_Required action_
Keeping each word and mark in place, write out the full listing once more.

_Data for review_

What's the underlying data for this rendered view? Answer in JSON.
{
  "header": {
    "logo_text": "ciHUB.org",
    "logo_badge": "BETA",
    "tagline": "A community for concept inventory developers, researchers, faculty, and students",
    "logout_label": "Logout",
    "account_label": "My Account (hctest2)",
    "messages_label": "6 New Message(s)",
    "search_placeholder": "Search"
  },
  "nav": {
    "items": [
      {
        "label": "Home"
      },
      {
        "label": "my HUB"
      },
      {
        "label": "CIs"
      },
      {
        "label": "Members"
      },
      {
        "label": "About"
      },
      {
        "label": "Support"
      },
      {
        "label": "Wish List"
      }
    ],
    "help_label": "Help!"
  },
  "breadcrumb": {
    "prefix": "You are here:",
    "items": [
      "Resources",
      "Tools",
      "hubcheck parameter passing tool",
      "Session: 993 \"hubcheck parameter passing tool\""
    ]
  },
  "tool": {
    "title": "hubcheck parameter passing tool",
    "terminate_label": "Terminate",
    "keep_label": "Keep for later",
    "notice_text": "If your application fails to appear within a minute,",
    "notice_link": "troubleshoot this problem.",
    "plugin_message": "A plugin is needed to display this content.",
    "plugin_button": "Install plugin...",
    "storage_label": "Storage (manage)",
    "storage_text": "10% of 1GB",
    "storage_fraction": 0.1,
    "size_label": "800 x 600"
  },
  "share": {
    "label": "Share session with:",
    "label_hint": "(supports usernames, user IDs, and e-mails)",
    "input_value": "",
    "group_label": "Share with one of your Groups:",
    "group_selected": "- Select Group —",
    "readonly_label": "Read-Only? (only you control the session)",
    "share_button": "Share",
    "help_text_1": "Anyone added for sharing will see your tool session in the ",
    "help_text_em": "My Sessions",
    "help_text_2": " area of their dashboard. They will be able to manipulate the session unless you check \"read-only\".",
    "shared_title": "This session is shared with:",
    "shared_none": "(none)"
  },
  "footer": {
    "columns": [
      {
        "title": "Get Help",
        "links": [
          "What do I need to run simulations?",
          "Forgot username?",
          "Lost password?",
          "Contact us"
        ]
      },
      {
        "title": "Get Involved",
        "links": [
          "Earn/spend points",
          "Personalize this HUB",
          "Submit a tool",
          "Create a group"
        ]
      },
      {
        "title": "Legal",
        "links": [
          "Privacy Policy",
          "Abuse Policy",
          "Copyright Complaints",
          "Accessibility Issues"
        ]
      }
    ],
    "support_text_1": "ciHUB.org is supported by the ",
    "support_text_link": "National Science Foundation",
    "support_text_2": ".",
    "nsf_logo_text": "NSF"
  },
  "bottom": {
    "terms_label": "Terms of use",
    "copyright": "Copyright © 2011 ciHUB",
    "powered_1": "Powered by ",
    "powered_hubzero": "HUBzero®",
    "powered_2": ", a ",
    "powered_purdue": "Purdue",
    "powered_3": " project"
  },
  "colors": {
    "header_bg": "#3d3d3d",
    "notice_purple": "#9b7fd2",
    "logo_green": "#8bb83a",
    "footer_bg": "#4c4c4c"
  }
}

_Solution to this problem_
What's the underlying data for this rendered view? Answer in JSON.
{
  "header": {
    "logo_text": "ciHUB.org",
    "logo_badge": "BETA",
    "tagline": "A community for concept inventory developers, researchers, faculty, and students",
    "logout_label": "Logout",
    "account_label": "My Account (hctest2)",
    "messages_label": "6 New Message(s)",
    "search_placeholder": "Search"
  },
  "nav": {
    "items": [
      {
        "label": "Home"
      },
      {
        "label": "my HUB"
      },
      {
        "label": "CIs"
      },
      {
        "label": "Members"
      },
      {
        "label": "About"
      },
      {
        "label": "Support"
      },
      {
        "label": "Wish List"
      }
    ],
    "help_label": "Help!"
  },
  "breadcrumb": {
    "prefix": "You are here:",
    "items": [
      "Resources",
      "Tools",
      "hubcheck parameter passing tool",
      "Session: 993 \"hubcheck parameter passing tool\""
    ]
  },
  "tool": {
    "title": "hubcheck parameter passing tool",
    "terminate_label": "Terminate",
    "keep_label": "Keep for later",
    "notice_text": "If your application fails to appear within a minute,",
    "notice_link": "troubleshoot this problem.",
    "plugin_message": "A plugin is needed to display this content.",
    "plugin_button": "Install plugin...",
    "storage_label": "Storage (manage)",
    "storage_text": "10% of 1GB",
    "storage_fraction": 0.1,
    "size_label": "800 x 600"
  },
  "share": {
    "label": "Share session with:",
    "label_hint": "(supports usernames, user IDs, and e-mails)",
    "input_value": "",
    "group_label": "Share with one of your Groups:",
    "group_selected": "- Select Group —",
    "readonly_label": "Read-Only? (only you control the session)",
    "share_button": "Share",
    "help_text_1": "Anyone added for sharing will see your tool session in the ",
    "help_text_em": "My Sessions",
    "help_text_2": " area of their dashboard. They will be able to manipulate the session unless you check \"read-only\".",
    "shared_title": "This session is shared with:",
    "shared_none": "(none)"
  },
  "footer": {
    "columns": [
      {
        "title": "Get Help",
        "links": [
          "What do I need to run simulations?",
          "Forgot username?",
          "Lost password?",
          "Contact us"
        ]
      },
      {
        "title": "Get Involved",
        "links": [
          "Earn/spend points",
          "Personalize this HUB",
          "Submit a tool",
          "Create a group"
        ]
      },
      {
        "title": "Legal",
        "links": [
          "Privacy Policy",
          "Abuse Policy",
          "Copyright Complaints",
          "Accessibility Issues"
        ]
      }
    ],
    "support_text_1": "ciHUB.org is supported by the ",
    "support_text_link": "National Science Foundation",
    "support_text_2": ".",
    "nsf_logo_text": "NSF"
  },
  "bottom": {
    "terms_label": "Terms of use",
    "copyright": "Copyright © 2011 ciHUB",
    "powered_1": "Powered by ",
    "powered_hubzero": "HUBzero®",
    "powered_2": ", a ",
    "powered_purdue": "Purdue",
    "powered_3": " project"
  },
  "colors": {
    "header_bg": "#3d3d3d",
    "notice_purple": "#9b7fd2",
    "logo_green": "#8bb83a",
    "footer_bg": "#4c4c4c"
  }
}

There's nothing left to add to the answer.